→ Data to examine:
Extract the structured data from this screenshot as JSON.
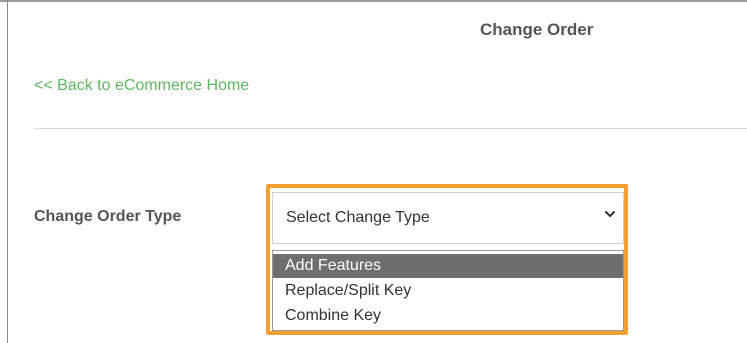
{
  "page": {
    "title": "Change Order",
    "back_link": "<< Back to eCommerce Home"
  },
  "form": {
    "change_type_label": "Change Order Type",
    "change_type_select": {
      "selected_value": "Select Change Type",
      "options": [
        {
          "label": "Add Features",
          "highlighted": true
        },
        {
          "label": "Replace/Split Key",
          "highlighted": false
        },
        {
          "label": "Combine Key",
          "highlighted": false
        }
      ]
    }
  },
  "colors": {
    "link": "#5cb85c",
    "highlight_border": "#f0a030",
    "option_highlight": "#6e6e6e",
    "label_text": "#555555"
  },
  "icons": {
    "select_arrow": "chevron-down-icon"
  }
}
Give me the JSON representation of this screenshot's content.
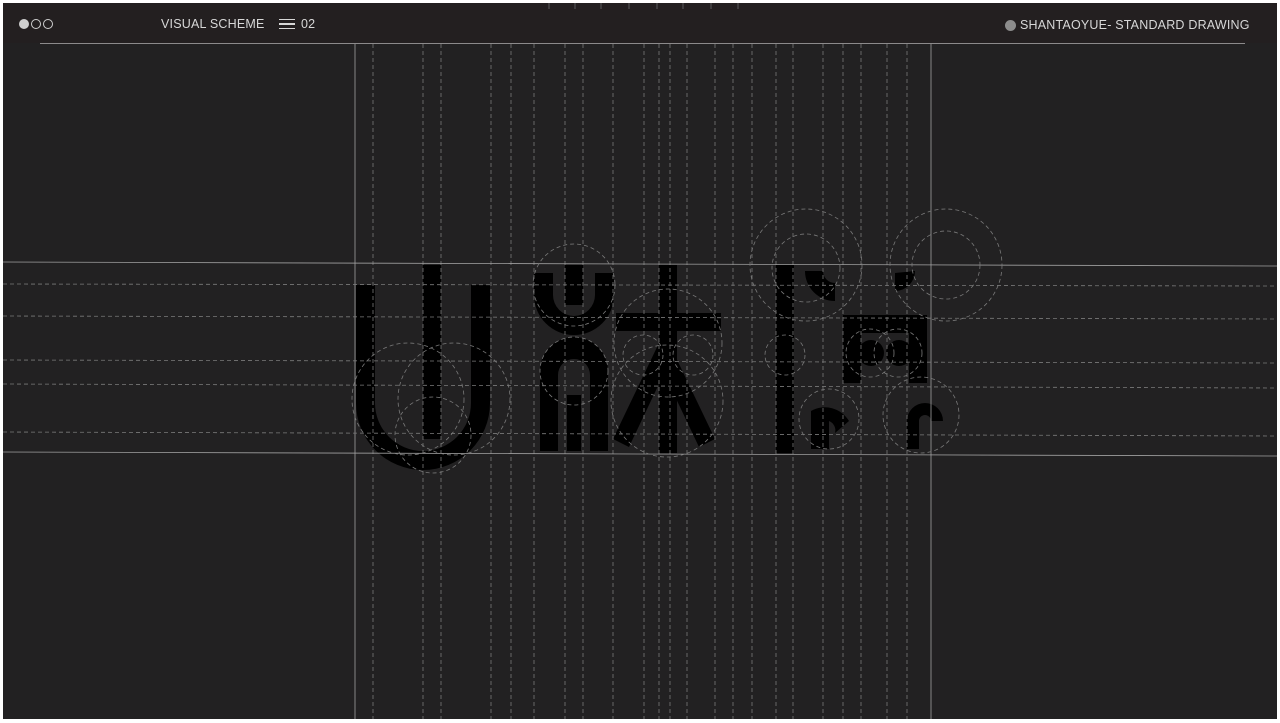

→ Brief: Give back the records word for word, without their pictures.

→ Expected output:
Extract the structured data from this screenshot as JSON.
{
  "page": {
    "title": "Change Order",
    "back_link": "<< Back to eCommerce Home"
  },
  "form": {
    "change_type_label": "Change Order Type",
    "change_type_select": {
      "selected_value": "Select Change Type",
      "options": [
        {
          "label": "Add Features",
          "highlighted": true
        },
        {
          "label": "Replace/Split Key",
          "highlighted": false
        },
        {
          "label": "Combine Key",
          "highlighted": false
        }
      ]
    }
  },
  "colors": {
    "link": "#5cb85c",
    "highlight_border": "#f0a030",
    "option_highlight": "#6e6e6e",
    "label_text": "#555555"
  },
  "icons": {
    "select_arrow": "chevron-down-icon"
  }
}
Give me the JSON representation of this screenshot's content.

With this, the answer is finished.